As confessional as singer/songwriters; as confrontational as punk. People have brought up St. Vincent in comparison because both are women and both wield guitars (sometimes noisily), but Annie Clark has never been this naked and poseless.
If you would've asked Carl and I that we'd still be writing this feature a few months ago, we would've been surprised. But we just can't help ourselves, seeing as this year has been exceptionally rich in terms of album releases. So how did we fare with our monthly "leftovers" this time around? Well ….
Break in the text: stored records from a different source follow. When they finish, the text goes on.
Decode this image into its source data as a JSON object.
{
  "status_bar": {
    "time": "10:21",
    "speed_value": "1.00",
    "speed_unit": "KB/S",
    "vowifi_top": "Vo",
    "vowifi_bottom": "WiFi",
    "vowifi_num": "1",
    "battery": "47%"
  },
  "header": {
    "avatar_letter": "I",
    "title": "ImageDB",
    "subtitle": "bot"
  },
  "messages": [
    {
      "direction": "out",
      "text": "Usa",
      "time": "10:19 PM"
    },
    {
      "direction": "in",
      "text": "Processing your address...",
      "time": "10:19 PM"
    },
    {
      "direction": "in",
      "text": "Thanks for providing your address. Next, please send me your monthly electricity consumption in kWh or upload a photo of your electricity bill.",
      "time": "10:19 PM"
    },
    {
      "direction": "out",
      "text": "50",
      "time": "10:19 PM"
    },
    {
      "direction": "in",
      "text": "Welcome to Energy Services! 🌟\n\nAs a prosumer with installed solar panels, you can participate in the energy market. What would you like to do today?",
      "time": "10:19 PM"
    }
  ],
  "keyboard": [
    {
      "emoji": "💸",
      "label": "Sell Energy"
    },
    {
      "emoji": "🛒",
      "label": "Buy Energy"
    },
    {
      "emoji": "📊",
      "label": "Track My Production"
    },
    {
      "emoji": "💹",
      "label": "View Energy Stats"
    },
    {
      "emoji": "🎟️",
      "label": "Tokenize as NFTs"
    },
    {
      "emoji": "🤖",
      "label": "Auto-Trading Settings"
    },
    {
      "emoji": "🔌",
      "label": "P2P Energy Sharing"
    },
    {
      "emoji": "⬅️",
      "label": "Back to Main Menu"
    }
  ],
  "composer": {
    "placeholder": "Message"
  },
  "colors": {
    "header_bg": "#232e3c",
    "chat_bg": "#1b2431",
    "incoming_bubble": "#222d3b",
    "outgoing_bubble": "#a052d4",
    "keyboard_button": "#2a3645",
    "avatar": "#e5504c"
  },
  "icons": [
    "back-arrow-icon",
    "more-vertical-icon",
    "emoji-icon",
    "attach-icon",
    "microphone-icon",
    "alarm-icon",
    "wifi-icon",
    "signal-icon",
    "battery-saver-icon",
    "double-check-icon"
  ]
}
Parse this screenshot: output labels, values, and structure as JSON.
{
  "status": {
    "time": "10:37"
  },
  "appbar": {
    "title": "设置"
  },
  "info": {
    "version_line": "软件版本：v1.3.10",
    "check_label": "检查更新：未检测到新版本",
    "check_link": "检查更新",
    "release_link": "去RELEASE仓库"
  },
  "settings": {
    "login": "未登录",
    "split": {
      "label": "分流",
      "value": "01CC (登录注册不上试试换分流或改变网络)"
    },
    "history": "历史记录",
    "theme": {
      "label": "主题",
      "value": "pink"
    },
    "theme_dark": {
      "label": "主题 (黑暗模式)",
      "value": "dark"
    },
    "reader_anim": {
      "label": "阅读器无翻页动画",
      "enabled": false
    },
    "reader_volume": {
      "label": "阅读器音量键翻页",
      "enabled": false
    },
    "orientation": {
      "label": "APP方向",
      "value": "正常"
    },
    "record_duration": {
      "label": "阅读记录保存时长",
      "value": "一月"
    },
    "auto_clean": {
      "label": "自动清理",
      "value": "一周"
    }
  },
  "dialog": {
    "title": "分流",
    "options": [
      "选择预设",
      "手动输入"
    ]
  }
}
Mitski Miyawaki has become one of indie rock’s most fervently adored singer-songwriters, balancing her incredibly assured voice with startlingly intimate depictions of below-the-surface tumult. On her fourth album she doubles down on craft, creating complex, churning tracks that borrow from all over the pop spectrum — “Your Best American Girl” wrestles with the unsolvable puzzles brought up by romance amid anthemic triumph, while the moody “Crack Baby” briefly calls back to the Rolling Stones’ “Wild Horses” in a way that only makes the song’s desperate search for happiness seem more impossible. Her lyrics reveal a jarring empathy; the slow-burning “I Bet on Losing Dogs,” in which Mitski croons “I’ll be there on their side/ I’m losing by their side” over a swirl of synthesizers and background oohs, makes it explicit, but the brisk “Dan the Dancer,” which places her rich voice among thorny, dissonant guitars, is a gorgeously rendered portrait of sadness lurking behind a brave façade.
Recorded over two weeks in Westchester, New York, with producer Patrick Hyland, Puberty 2 retains the intimacy of Mitski's last full-length, Bury Me At Makeout Creek. But in the two years between records, the "half-Japanese, half-American but not fully either" songwriter has added heft to her sound and complexity to her lyrics. Puberty 2 is full of isolation, anxiety and loss, with the idea at its centre that happiness eventually becomes sadness and despair.
Juddering into life as if broken, Puberty 2 is an exploration through what it really means to be strong. Taking the confusion and dismay we all automatically turn inwards and voicing it with a burgeoning strength, Mitski Miyawaki gives vitality to every emotion that makes us who we are - no matter how deep or dark they get. "I'm not happy or sad," she acknowledges on the atmospheric "Thursday Girl", "just up or down, and always bad." Liberatingly candid, the record breaks free from the self-imposed shackles of composure, introspective lyrics demonstrating just how alright it is to not feel alright.